Extracted entries:
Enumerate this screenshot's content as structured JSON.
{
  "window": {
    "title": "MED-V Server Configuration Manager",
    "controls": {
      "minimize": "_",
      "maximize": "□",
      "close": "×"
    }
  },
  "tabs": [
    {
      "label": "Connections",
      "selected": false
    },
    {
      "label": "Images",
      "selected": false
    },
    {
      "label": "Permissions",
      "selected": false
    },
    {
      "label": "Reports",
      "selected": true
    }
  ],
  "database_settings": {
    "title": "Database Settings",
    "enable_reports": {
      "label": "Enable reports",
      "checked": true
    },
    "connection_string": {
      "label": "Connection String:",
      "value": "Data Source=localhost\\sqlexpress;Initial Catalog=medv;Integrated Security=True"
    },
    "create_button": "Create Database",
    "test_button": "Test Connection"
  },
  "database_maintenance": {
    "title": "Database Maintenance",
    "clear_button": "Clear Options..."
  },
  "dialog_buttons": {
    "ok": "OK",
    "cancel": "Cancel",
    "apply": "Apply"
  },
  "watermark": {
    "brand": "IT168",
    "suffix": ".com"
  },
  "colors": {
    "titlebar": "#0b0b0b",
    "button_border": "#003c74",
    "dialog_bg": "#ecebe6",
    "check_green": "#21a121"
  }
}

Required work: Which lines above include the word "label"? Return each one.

Answer space:
      "label": "Connections",
      "label": "Images",
      "label": "Permissions",
      "label": "Reports",
      "label": "Enable reports",
      "label": "Connection String:",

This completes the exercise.